WESLACO — A faith-based facility that has helped bring more than 7,000 babies into the world is now in danger of closing its doors.
Holy Family Birth Center in Weslaco has for 33 years provided midwifery services to the indigent as well as to expecting mothers who prefer a natural pregnancy experience. It’s considered the oldest in the state and the only one of its kind in the Rio Grande Valley.
But the center, a nonprofit organization that exceeds $400,000 in operational costs annually, is struggling to stay open now that its facilities have fallen into disrepair.
Founded by the Sisters of Charity, the clinic and birth center, which are traditionally under one roof, were constructed as finances were available leading up to its opening in 1980. With little means to address the buildings’ wear and tear, many fear the Valley will lose what many consider an affordable alternative to the more traditional hospital experience.
Heather Swanson, clinical director and administrator for Holy Family, laid out the center’s current predicament.
“Our land is not owned by the (Catholic) Diocese, but we’re a pro-life facility whose land is deeded to us for the purposes of the birth center,” she said. “For it to be sustainable though, it’s a couple hundred thousand dollars we’ll need to replace buildings and have enough in savings where we can hire an operations director.”

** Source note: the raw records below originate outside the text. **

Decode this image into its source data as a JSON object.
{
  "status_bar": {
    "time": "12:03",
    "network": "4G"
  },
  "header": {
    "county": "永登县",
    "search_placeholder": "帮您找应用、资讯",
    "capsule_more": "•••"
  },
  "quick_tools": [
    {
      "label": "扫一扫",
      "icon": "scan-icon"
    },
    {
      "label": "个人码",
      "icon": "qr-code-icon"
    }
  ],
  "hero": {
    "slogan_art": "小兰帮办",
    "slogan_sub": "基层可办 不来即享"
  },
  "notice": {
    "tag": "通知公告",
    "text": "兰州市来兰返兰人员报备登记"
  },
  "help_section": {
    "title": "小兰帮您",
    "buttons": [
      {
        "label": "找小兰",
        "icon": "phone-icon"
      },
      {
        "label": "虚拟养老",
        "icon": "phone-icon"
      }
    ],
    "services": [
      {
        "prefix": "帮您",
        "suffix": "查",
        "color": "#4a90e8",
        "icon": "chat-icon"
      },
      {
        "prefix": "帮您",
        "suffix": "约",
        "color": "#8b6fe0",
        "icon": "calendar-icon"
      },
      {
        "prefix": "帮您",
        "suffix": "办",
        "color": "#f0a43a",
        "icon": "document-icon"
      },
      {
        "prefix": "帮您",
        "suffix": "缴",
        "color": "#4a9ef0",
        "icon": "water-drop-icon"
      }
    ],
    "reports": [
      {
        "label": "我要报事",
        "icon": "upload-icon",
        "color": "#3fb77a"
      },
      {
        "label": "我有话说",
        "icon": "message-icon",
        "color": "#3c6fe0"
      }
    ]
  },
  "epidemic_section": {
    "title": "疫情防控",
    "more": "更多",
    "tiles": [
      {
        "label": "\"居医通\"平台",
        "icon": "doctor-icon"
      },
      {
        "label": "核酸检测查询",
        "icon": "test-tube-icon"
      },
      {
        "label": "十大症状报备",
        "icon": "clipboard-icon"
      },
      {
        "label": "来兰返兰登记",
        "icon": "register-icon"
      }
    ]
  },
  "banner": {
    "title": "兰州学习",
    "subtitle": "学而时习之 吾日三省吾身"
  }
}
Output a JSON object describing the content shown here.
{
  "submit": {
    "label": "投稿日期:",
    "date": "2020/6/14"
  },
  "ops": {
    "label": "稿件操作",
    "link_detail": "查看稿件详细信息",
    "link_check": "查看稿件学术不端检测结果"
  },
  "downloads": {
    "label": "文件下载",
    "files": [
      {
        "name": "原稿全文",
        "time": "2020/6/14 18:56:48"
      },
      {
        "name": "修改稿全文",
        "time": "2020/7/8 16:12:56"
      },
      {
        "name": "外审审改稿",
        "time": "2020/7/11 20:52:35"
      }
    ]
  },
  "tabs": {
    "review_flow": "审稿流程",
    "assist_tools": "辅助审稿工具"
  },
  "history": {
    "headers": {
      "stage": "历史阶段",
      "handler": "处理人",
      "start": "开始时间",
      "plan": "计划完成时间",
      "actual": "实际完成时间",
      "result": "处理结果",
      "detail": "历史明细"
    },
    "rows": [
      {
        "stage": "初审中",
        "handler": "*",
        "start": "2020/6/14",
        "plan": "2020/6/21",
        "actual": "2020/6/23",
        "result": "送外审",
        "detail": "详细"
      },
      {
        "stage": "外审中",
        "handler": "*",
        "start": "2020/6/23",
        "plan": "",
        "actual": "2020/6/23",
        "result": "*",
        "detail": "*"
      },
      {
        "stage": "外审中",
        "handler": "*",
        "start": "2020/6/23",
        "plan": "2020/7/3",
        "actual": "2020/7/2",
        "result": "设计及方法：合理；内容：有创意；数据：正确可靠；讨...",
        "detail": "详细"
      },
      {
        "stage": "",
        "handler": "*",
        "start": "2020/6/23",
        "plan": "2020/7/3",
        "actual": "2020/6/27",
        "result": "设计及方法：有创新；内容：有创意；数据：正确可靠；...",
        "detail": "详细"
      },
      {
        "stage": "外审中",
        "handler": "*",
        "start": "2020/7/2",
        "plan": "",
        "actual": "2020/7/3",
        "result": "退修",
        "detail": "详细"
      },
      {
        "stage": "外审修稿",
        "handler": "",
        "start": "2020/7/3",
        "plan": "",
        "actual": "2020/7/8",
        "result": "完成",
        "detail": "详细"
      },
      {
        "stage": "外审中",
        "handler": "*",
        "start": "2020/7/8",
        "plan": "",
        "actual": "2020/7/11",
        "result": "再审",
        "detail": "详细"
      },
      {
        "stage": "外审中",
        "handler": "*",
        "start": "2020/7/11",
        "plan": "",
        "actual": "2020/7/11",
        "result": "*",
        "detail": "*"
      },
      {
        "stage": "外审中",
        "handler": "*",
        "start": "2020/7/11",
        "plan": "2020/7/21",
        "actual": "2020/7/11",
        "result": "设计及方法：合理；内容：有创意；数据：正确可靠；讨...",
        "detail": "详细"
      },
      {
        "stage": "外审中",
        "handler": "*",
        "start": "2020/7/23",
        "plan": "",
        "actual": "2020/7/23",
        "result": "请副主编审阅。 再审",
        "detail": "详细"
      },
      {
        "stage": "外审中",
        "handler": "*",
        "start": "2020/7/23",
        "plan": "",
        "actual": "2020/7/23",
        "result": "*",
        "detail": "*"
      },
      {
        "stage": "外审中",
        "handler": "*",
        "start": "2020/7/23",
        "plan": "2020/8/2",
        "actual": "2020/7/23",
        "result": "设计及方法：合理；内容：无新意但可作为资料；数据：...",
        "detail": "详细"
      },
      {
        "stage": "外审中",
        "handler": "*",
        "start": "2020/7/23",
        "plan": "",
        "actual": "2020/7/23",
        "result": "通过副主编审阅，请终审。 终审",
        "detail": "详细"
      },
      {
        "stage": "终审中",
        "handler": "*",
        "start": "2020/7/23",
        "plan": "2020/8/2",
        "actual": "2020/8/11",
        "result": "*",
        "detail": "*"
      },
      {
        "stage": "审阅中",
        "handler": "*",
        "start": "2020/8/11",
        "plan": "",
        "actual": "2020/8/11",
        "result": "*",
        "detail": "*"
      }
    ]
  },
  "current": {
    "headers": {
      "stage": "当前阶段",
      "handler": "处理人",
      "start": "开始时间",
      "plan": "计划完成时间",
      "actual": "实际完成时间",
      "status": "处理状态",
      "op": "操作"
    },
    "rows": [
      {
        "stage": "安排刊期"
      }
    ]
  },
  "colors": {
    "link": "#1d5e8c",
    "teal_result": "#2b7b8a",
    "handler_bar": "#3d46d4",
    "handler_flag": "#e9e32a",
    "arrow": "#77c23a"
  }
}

The director, Swanson said, would replace her as she’s planning to leave the center by summer’s end.
“This is to have someone very specifically working on the strategic planning and sustainability of Holy Family, and we need someone local in the area,” Swanson added. “It’s tough to find the right fit for that, to find someone with an interest in internal health who supports this model of care.”
She started at Holy Family in 2011, first as a midwife before eventually taking the center’s administrative helm. But Swanson has also continued to help with deliveries, even for staff.
Weslaco resident Laura Bonilla, 37, can attest to as much.
“I’ve had four, but three here,” the medical assistant at Holy Family said of the number of children she’s given birth to; only one of which inside a hospital. “Over there, you have to be in a bed all the time, and that’s the difference. Here, the baby is always with you, so that’s what I loved because at hospitals they try to take the baby to a nursery, and I don’t like that. It’s just having the attention the midwives here give you, and actually Heather was my midwife for all three of them (children).”
For the rest of this story and many other EXTRAS, go to our premium site, www.MyValleyStar.com.
Subscribe to it for only $6.99 per month or purchase a print subscription and receive the online version free, which includes an electronic version of the full newspaper and extra photo galleries, links and other information you can’t find anywhere else.